Reading “The Migration Diary of Hala Almasi” by Amit Majmudar posted by JNaz prompted me to write about a recent experience I had as good friends were frantic to get their team out of Afghanistan. Sam and Laurie head up a PSU organization they founded called World in Conversation. Sam teaches a sociology class on race and ethnicity at PSU to about 800 students—all in one room! Sam called and suggested I watch his class via the computer right after the Kabul attack on the airport.

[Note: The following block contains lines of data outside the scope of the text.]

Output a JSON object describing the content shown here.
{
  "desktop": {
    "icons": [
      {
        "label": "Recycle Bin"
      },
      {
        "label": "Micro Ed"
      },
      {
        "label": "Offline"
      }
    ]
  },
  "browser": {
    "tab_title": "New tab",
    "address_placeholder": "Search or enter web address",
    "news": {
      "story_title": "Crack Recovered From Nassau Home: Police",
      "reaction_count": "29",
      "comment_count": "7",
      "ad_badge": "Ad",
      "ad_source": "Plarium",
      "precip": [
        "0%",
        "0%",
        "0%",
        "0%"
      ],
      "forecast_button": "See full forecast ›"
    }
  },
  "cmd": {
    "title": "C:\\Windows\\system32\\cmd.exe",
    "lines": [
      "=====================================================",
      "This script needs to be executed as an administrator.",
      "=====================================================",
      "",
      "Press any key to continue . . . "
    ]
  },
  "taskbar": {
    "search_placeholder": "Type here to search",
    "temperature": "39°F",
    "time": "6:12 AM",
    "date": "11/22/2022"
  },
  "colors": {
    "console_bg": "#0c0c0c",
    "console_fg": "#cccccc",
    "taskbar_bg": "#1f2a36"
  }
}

He zoomed in four guests (friends) to his live class of 800 students—two men instrumental in getting folks out of Afghanistan, a young woman who heads up one of Sam and Laurie’s international World in Conversation teams (the young woman is not in Afghanistan) and who is also a dear friend and colleague of the fourth guest, a young husband and father of two young children who opted to stay in Afghanistan to care for his mother even though he and his family are in danger (the rest of the World In Conversation Team got out). The man who stayed teaches computer science to women, and the school has been shut down by the Taliban. Sam’s class was very moving. Sam and all the guests were near tears several times—as was I. They all talked about the horrors of folks trying to get to the airport for flights and the moral dilemma of choosing. A young family with two infants and a 70 year old parent that one of the guests is still trying to help had to leave the East Gate because they were shot at and in a ditch hiding for hours. They managed to get back to the gate and were wading through sewage water, but finally the children had to be taken somewhere safe—they were too exhausted to stay. They are in hiding now. If they would have stayed in the crowd they would have been where the bombs went off. I don’t know the family’s fate.

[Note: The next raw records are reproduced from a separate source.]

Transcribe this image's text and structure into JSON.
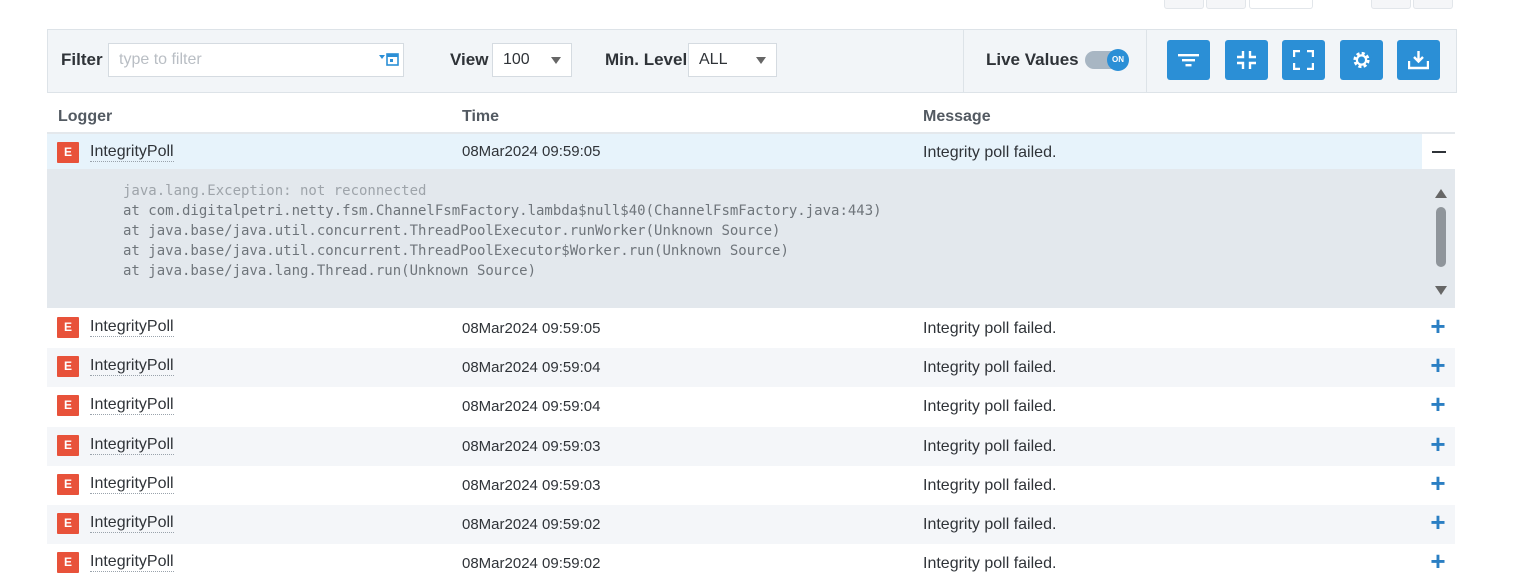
{
  "toolbar": {
    "filter_label": "Filter",
    "filter_placeholder": "type to filter",
    "view_label": "View",
    "view_value": "100",
    "min_level_label": "Min. Level",
    "min_level_value": "ALL",
    "live_values_label": "Live Values",
    "live_toggle_text": "ON",
    "buttons": [
      "filter-lines-icon",
      "collapse-icon",
      "expand-icon",
      "gear-icon",
      "download-icon"
    ]
  },
  "table": {
    "columns": [
      "Logger",
      "Time",
      "Message"
    ],
    "expanded_row": {
      "level": "E",
      "logger": "IntegrityPoll",
      "time": "08Mar2024 09:59:05",
      "message": "Integrity poll failed.",
      "trace_first": "java.lang.Exception: not reconnected",
      "trace_rest": "at com.digitalpetri.netty.fsm.ChannelFsmFactory.lambda$null$40(ChannelFsmFactory.java:443)\nat java.base/java.util.concurrent.ThreadPoolExecutor.runWorker(Unknown Source)\nat java.base/java.util.concurrent.ThreadPoolExecutor$Worker.run(Unknown Source)\nat java.base/java.lang.Thread.run(Unknown Source)"
    },
    "rows": [
      {
        "level": "E",
        "logger": "IntegrityPoll",
        "time": "08Mar2024 09:59:05",
        "message": "Integrity poll failed."
      },
      {
        "level": "E",
        "logger": "IntegrityPoll",
        "time": "08Mar2024 09:59:04",
        "message": "Integrity poll failed."
      },
      {
        "level": "E",
        "logger": "IntegrityPoll",
        "time": "08Mar2024 09:59:04",
        "message": "Integrity poll failed."
      },
      {
        "level": "E",
        "logger": "IntegrityPoll",
        "time": "08Mar2024 09:59:03",
        "message": "Integrity poll failed."
      },
      {
        "level": "E",
        "logger": "IntegrityPoll",
        "time": "08Mar2024 09:59:03",
        "message": "Integrity poll failed."
      },
      {
        "level": "E",
        "logger": "IntegrityPoll",
        "time": "08Mar2024 09:59:02",
        "message": "Integrity poll failed."
      },
      {
        "level": "E",
        "logger": "IntegrityPoll",
        "time": "08Mar2024 09:59:02",
        "message": "Integrity poll failed."
      }
    ],
    "expand_symbol": "+"
  }
}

I also met Basim and Azmat Kahn in Sam’s class; Basim was featured in a Sunday NYT Magazine cover story by Azmat Kahn (https://www.nytimes.com/interactive/2017/11/16/magazine/uncounted-civilian-casualties-iraq-airstrikes.html). His home was accidentally bombed in Iraq due to inaccurate U.S. intelligence. Sam also brought Basim to my home, and I met him personally. He is an extraordinary person.
My friendship with Sam and Laurie and the personal stories I heard firsthand from their friends created connections that make the headlines very real to me, as does Amit Majmudar’s powerful and personal poem. Both the poem and the stories take mental, emotional, and spiritual energy to process. I found I had to respond and discovered two groups to support: World Without War and No One Left Behind.
Here are links to replays of the above classes and a link to a Ford Foundation conversation with Azmat and Basim.
Basim and Azmat Kahn in a Ford Foundation conversation: https://www.youtube.com/watch?v=-2mtfSeLcxE
Moving Art and Activist Movements for Peace and Justice are soul mates at their common core.